Day 2 – Salkantay Mountain

Another early morning, this was the longest and most difficult day. I’ve never really hiked that much before, but it was an incredible feeling to make it to 4600 meters above sea level without dying. Salktanay means “savage” in the Quechua language. I can see why.

Day 3 – Jungle Hike and Hot Springs

What’s so interesting about this hike is the diverse landscape each day presents. One day I crossed snow covered mountains and the next I was hiking through dense green forests. I was thankful I paid for walking poles because the hike down the mountain was hard on my knees. They cost around $30 and you can rent them in Cusco.  This was the day to also bring out the insect repellant.

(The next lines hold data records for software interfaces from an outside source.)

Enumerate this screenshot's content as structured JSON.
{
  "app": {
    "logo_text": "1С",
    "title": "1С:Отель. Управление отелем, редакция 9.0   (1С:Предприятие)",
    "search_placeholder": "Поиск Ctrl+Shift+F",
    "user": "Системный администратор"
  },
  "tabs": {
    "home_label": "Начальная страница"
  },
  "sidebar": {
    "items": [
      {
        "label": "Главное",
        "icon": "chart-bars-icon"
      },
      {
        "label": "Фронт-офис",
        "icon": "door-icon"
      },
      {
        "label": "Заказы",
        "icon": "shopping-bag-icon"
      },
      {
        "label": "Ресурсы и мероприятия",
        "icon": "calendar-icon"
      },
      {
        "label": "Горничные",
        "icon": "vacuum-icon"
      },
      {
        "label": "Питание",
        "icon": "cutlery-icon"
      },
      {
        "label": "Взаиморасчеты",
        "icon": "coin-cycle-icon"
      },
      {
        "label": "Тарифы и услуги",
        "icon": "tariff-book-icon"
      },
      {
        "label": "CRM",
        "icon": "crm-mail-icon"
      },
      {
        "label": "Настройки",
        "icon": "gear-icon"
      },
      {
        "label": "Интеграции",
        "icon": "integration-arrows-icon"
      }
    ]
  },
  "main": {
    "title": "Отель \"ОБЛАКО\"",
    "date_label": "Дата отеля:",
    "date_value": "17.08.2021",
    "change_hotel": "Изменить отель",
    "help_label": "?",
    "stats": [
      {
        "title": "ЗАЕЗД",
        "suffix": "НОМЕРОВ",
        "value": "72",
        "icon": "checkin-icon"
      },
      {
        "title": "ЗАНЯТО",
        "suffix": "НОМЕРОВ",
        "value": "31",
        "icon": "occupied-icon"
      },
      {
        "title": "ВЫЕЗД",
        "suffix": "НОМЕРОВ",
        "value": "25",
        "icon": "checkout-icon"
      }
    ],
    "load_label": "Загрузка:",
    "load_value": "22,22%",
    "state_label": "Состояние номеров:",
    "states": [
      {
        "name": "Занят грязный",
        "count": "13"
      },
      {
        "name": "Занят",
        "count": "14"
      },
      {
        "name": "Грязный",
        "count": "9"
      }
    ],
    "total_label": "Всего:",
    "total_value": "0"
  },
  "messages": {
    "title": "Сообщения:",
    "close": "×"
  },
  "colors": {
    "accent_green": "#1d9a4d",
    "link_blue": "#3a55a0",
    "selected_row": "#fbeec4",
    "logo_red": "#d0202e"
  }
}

Day 4 – Zip Lining and Aguas Calientes

I’ve zip lined before in Costa Rica and it’s just not for me. So, I opted out of this activity and watched the others fly by. After, we made it to the base town of Aguas Calientes. It was the first time I had a real shower in four days. Tip: Make sure you have a nice clean pair of clothes for Machu Picchu. You don’t want to spend the last day in smelly clothing.

Day 5 – Machu Picchu

I spent the final day of the trek visiting Machu Picchu. Because my feet were so sore from the hike, I waited in line by 6am, along with hundreds of other people, to take a bus up to Machu Picchu instead of hiking up the stairs. The cost was $24 return trip, and oh so worth it. Unfortunately, it rained most of the day until 4pm. It was the only day that week that it rained, so it’s hit or miss. Luckily, the sky cleared around 4pm and I was able to enjoy the views. I’m so glad I bought a rain poncho. It saved my life on the trek.

The rain finally stopped and I sat on the mountain looking at these ancient Inca ruins. I took my phone out to look at a picture of my cat Tony.

I had always wanted to hike to Machu Picchu. Before my cat, Tony’s death, I imagined I would go when I had more money, more stability, or a travel partner. I created these rules in my mind thinking I’d have time for it later when I’d be safer and more secure. I realized though that the only time is now, not yesterday not tomorrow. Now. There may not be another day or another year.

Whether it is a pet, family, friend, you never know when it’ll be the last time you see them. The same applies to everything in life. All is transient and the only one thing for certain is death. When you understand death, you understand how to live.

I realized you can live today as day one or you can live it one day. It’s your choice. It took a small black and white cat to remind me that.

Let your journey begin.

Peace,